── Material for the task ──

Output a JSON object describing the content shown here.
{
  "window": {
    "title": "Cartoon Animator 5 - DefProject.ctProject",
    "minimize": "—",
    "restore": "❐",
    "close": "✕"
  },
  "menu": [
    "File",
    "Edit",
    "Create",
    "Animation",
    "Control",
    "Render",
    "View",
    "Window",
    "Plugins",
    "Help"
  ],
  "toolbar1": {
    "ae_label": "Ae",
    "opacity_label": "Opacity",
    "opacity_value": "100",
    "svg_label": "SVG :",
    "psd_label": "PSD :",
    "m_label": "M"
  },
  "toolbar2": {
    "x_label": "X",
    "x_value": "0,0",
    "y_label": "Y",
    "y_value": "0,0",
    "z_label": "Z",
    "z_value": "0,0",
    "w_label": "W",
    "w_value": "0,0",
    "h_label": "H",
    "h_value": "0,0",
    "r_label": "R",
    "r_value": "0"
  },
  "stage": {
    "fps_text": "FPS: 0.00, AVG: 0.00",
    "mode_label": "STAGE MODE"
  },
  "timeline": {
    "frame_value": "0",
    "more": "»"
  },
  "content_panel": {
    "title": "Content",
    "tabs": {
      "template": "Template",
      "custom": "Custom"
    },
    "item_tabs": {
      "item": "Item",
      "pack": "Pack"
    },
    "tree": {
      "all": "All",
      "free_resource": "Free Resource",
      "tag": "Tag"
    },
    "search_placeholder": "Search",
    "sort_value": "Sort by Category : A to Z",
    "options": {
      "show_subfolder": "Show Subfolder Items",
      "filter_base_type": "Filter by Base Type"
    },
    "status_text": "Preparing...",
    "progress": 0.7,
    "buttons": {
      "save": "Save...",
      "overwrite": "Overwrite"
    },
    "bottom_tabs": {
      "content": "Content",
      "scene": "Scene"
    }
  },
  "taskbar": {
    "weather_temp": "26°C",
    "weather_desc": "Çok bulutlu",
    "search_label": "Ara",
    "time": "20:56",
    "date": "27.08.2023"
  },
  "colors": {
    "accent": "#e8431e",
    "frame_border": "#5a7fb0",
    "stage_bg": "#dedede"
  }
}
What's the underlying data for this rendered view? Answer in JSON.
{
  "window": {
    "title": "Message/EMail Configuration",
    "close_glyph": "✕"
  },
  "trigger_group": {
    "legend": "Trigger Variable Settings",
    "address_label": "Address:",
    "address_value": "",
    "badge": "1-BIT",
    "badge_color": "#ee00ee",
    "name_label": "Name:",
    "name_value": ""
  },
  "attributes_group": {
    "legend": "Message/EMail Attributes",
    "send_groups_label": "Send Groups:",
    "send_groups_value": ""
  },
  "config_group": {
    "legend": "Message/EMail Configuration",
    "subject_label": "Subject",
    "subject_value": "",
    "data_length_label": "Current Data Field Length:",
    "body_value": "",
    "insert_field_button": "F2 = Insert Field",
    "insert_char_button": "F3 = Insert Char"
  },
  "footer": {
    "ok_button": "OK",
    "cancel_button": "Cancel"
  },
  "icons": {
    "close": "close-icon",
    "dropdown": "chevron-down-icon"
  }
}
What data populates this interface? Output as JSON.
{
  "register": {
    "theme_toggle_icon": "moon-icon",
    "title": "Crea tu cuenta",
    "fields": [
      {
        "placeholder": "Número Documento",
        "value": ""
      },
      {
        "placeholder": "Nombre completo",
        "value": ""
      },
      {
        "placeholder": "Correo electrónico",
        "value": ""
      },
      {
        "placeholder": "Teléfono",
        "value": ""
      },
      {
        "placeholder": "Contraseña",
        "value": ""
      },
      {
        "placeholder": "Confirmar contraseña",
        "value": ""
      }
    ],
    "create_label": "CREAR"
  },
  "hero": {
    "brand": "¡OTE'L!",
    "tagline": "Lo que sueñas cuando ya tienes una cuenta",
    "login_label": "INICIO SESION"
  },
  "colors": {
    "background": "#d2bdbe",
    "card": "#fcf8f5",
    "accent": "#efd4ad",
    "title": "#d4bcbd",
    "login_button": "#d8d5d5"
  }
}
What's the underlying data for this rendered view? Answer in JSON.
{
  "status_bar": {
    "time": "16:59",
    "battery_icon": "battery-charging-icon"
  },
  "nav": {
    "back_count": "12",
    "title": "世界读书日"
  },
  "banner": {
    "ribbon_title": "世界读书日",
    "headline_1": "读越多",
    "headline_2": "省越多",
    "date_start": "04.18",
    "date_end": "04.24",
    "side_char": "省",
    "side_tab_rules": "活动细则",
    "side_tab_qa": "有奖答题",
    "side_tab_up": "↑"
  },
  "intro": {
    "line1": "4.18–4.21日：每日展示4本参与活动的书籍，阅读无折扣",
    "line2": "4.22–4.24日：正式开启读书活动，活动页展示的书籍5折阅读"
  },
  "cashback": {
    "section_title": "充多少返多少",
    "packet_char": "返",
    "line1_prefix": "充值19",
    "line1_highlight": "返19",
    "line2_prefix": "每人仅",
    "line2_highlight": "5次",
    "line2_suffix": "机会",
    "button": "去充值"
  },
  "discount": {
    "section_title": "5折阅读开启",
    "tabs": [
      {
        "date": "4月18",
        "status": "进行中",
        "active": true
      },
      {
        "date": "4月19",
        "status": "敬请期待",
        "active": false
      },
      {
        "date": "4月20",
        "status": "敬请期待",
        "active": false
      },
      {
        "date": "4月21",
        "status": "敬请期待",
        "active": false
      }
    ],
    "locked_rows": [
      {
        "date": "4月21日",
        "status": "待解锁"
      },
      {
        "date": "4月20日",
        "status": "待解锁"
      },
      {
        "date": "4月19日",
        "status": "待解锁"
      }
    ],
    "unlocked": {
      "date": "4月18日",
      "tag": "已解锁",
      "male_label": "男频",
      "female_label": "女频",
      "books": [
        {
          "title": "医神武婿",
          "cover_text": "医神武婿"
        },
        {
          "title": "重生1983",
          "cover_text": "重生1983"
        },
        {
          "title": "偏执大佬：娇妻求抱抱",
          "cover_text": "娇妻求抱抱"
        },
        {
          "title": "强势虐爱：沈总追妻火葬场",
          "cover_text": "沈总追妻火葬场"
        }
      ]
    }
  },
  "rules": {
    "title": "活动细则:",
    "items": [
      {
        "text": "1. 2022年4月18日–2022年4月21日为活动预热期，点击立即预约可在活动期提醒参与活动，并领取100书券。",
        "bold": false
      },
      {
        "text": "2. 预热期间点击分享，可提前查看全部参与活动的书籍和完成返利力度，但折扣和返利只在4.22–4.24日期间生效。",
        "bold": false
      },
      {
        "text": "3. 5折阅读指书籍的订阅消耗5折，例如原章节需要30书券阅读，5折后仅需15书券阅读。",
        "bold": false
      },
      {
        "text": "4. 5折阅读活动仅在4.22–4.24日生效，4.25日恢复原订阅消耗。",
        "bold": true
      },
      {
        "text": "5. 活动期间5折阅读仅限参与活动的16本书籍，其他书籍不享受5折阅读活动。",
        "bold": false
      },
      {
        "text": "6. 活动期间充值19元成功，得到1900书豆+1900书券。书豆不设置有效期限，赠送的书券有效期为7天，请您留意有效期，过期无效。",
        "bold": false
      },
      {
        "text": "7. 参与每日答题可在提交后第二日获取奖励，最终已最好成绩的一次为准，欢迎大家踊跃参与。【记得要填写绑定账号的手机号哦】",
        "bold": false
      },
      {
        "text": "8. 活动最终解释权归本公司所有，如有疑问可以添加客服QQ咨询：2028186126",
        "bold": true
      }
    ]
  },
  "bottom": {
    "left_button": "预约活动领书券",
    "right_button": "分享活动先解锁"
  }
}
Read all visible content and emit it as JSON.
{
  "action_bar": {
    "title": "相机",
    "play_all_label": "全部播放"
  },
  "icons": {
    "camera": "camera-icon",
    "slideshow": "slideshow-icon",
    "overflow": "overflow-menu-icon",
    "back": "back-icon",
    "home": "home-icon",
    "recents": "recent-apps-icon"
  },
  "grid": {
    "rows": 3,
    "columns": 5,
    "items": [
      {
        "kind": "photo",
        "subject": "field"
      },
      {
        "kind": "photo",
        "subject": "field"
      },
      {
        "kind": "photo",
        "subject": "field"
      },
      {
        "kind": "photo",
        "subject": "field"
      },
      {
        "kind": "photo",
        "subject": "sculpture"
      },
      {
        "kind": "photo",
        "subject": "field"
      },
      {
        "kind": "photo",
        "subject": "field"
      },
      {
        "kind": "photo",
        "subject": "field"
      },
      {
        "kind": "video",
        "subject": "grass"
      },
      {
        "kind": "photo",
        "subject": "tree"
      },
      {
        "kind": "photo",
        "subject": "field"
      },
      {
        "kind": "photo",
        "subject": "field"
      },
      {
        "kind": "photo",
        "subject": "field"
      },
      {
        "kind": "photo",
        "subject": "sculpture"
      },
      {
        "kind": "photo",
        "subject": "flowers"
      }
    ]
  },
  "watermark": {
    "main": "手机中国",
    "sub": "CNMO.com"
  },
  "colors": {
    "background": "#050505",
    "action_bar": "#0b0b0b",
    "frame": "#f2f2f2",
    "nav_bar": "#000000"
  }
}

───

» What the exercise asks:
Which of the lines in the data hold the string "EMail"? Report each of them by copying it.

» Exercise answer:
    "title": "Message/EMail Configuration",
    "legend": "Message/EMail Attributes",
    "legend": "Message/EMail Configuration",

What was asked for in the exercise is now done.